As for the next issue… The one thing, well, two things I’d hoped for that this monitor doesn’t have are a waveform and vectorscope. Sure, it’s only a $230 monitor and it’s already very good for what it costs, so we can’t expect miracles. But it would be nice to start seeing these features come to less expensive monitors. Hopefully, there’s a way Feelworld can figure out how to add this to a future firmware update.
Finally, I wish the swipe-up menu at the bottom was configurable so that you could change the toggle options. I’d love to be able to swap out the safety marker option for the marker mat option instead and the monochrome channel view for zebra stripes. I’m changing those more often than I am the safety marker, and I turn them on and off quite regularly throughout the course of shooting as I bounce between the important shots and behind the scenes stuff.

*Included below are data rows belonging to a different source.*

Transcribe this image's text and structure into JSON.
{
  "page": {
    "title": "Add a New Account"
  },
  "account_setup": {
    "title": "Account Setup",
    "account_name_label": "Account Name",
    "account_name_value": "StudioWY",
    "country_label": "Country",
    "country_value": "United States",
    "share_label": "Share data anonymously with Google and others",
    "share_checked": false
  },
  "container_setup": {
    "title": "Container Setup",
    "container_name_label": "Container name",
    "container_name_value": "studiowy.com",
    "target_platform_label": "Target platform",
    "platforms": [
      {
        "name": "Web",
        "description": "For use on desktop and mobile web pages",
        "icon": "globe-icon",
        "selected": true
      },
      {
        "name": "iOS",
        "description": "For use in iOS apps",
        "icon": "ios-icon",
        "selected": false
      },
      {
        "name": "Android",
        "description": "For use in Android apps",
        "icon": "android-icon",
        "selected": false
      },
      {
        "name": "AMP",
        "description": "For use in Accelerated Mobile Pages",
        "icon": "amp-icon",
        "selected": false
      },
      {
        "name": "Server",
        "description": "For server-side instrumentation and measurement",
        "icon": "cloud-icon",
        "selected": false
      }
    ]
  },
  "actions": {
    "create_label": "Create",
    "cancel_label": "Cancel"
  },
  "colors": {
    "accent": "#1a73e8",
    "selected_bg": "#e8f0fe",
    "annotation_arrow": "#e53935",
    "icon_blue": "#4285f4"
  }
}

Update: It turns out that the swipe up menu is actually configurable. You just need to swipe it up and then double-tap, and you can reconfigure every button at the bottom to utilise a different feature.
But, as I mentioned, they’re more mild annoyances than anything else. The first is an issue with just about all touchscreen devices, the second is wishful thinking, and the third just means I have to go into the main menu more often. They’re certainly not dealbreakers.
The things I like about the F6 Plus far outweigh those little niggles above. At this price point, I’ve not used a 5.5″ monitor that felt as comfortable and efficient to use as the F6 Plus does. There are a number of other monitors on the market that do offer more and some that are much brighter for outdoor use, but they also cost significantly more money.
Some might feel that even 5.5″ is a little large for an on-camera monitor, but personally, I like my on-camera monitors to be quite large, having previously used the two 7″ monitors I mentioned above as my regular on-camera monitors. Since I got the F6 Plus, though, I haven’t used the 7″ monitors on-camera at all. The 5.5″ still feels big enough, especially with how comfortable it feels on top of the camera. It feels like a great compromise, offering a relatively large screen while still having a fairly compact build. And the 8v output to power my camera with a dummy battery is invaluable.
The colours are quite vibrant, and 3D LUT support is a fantastic feature. I can throw on a corrective LUT just to get a better idea of the real contrast and exposure of the scene, or I can use a creative LUT to get some idea of how the final scene will look once I bring the footage into my editing software.
The F6 Plus has now found a permanent place on top of my camera, whether I’m on a tripod on location or going handheld. The only way it’s being replaced is if a new version comes out offering vectorscope and waveform. But I’m still holding out for the possibility of these being added in a future firmware update. If you don’t need or care about those two features, though, the F6 is a great little monitor for the price, and I wouldn’t hesitate to recommend it.
The Feelworld F6 Plus is available to buy now for $229.